= Beginning of Section =

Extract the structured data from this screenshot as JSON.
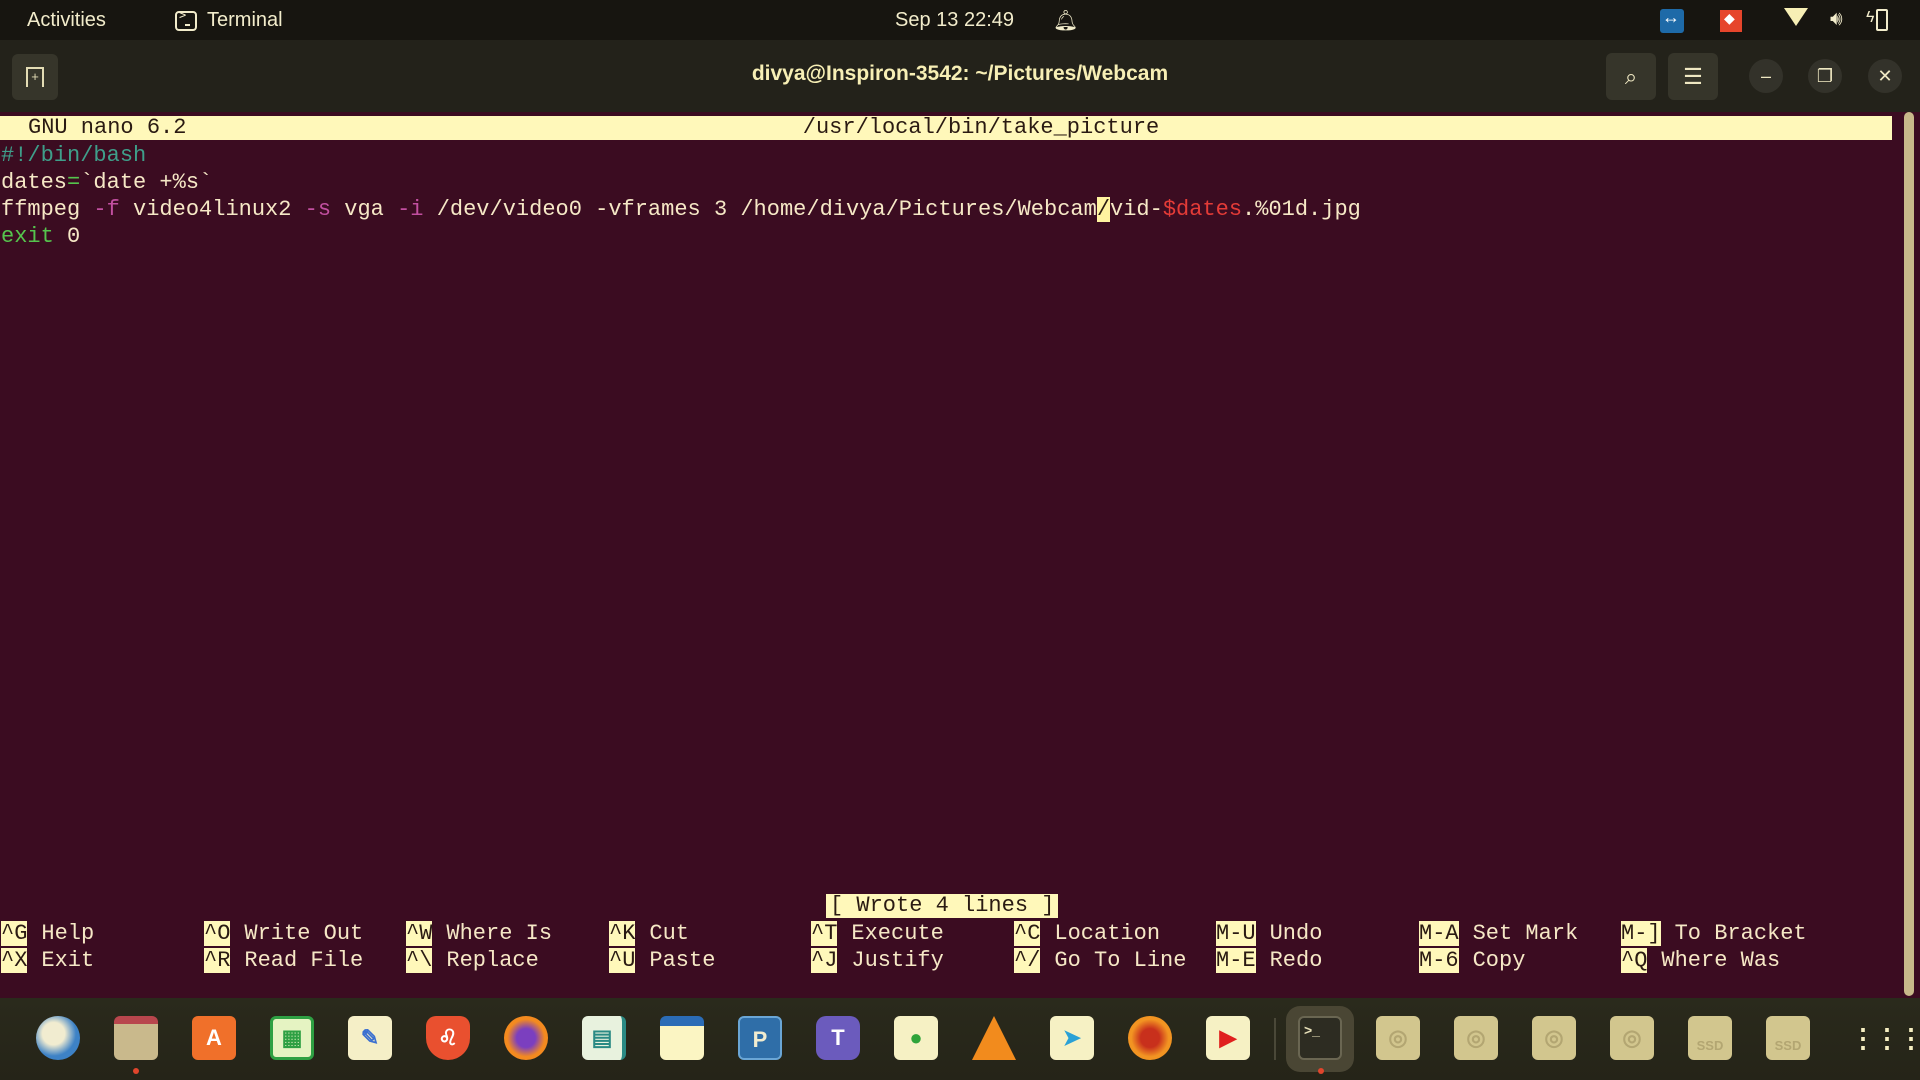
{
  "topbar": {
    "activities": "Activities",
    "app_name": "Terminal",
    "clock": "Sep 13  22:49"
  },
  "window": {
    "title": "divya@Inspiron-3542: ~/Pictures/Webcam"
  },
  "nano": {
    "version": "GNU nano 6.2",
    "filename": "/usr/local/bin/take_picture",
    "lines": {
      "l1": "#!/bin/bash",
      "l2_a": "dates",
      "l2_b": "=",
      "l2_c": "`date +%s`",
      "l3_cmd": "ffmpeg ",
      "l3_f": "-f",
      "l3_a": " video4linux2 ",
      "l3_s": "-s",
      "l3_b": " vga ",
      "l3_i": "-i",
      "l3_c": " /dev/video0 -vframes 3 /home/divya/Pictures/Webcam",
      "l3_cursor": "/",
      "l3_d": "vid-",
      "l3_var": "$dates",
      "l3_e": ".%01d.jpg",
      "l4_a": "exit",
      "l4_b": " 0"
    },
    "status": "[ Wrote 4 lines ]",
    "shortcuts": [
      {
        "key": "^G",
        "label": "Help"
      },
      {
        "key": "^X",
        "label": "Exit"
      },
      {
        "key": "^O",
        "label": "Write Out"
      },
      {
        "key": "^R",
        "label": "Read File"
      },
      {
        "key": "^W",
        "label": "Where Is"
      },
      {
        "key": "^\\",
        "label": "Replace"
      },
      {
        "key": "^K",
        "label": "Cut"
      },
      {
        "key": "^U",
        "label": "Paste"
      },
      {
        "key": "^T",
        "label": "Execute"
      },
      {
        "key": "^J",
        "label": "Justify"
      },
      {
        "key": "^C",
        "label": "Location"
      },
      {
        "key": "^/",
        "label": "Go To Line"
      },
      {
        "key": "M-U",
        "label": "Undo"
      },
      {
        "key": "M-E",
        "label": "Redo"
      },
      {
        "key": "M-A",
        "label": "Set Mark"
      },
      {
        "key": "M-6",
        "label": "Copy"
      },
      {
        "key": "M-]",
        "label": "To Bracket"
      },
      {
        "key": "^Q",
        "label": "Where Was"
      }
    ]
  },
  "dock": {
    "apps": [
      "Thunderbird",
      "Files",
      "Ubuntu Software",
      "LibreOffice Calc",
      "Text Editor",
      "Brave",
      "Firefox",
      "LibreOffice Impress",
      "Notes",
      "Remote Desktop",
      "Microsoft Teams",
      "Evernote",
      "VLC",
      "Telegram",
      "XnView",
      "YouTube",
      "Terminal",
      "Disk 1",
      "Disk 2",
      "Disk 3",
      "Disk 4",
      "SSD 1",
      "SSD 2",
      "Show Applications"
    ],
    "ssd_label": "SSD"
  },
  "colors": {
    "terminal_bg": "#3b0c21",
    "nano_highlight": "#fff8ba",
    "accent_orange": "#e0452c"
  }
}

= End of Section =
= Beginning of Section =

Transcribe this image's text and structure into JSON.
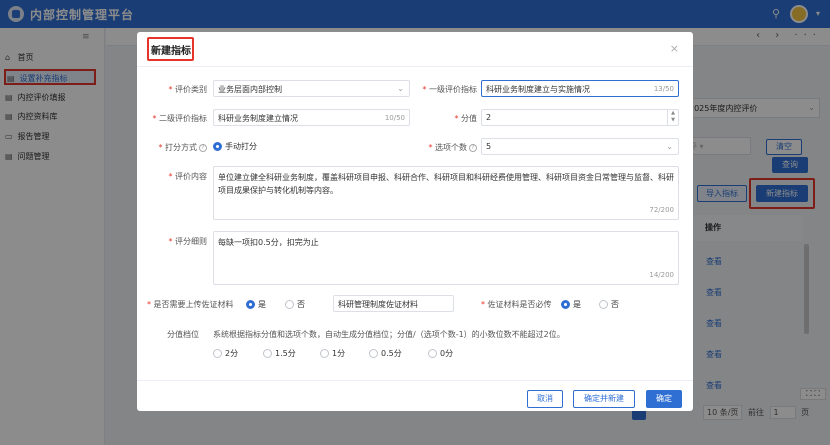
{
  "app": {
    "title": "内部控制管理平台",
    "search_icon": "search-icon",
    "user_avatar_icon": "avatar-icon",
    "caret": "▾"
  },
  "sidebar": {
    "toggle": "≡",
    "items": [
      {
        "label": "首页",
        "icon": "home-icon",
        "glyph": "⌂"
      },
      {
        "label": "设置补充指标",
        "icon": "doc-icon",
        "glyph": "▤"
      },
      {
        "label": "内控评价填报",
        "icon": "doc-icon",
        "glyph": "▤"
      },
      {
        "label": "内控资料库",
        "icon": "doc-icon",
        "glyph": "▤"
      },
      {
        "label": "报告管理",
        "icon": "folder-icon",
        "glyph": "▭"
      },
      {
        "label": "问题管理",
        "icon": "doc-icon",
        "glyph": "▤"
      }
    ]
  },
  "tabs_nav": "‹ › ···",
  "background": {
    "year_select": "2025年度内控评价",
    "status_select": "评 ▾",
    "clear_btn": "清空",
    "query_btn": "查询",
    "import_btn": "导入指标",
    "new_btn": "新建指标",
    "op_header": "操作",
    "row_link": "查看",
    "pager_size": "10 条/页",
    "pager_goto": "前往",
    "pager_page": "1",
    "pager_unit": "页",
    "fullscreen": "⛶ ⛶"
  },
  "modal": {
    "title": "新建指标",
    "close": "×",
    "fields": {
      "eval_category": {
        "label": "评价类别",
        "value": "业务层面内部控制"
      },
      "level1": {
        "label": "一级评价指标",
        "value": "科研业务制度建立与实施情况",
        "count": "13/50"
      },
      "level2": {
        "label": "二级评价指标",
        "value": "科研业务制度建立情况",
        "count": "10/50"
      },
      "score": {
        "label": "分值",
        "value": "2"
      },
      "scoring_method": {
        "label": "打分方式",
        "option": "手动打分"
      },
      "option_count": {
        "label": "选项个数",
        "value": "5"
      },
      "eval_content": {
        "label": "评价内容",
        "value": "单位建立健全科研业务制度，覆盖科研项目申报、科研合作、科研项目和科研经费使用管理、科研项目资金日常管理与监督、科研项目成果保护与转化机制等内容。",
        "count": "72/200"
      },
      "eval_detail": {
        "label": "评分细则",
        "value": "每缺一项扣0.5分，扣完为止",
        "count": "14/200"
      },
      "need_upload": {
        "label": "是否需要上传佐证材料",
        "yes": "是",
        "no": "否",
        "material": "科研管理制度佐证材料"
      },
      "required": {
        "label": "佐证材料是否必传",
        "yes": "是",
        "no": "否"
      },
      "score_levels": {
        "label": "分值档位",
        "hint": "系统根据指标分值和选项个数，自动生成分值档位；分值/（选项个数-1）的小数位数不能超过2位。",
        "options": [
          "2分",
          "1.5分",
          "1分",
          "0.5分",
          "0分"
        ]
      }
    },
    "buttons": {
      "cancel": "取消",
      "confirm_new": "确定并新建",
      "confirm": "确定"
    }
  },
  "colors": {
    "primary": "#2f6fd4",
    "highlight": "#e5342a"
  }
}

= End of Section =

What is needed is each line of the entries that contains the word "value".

■ ANSWER SPACE:
        "value": "业务层面内部控制"
        "value": "科研业务制度建立与实施情况",
        "value": "科研业务制度建立情况",
        "value": "2"
        "value": "5"
        "value": "单位建立健全科研业务制度，覆盖科研项目申报、科研合作、科研项目和科研经费使用管理、科研项目资金日常管理与监督、科研项目成果保护与转化机制等内容。",
        "value": "每缺一项扣0.5分，扣完为止",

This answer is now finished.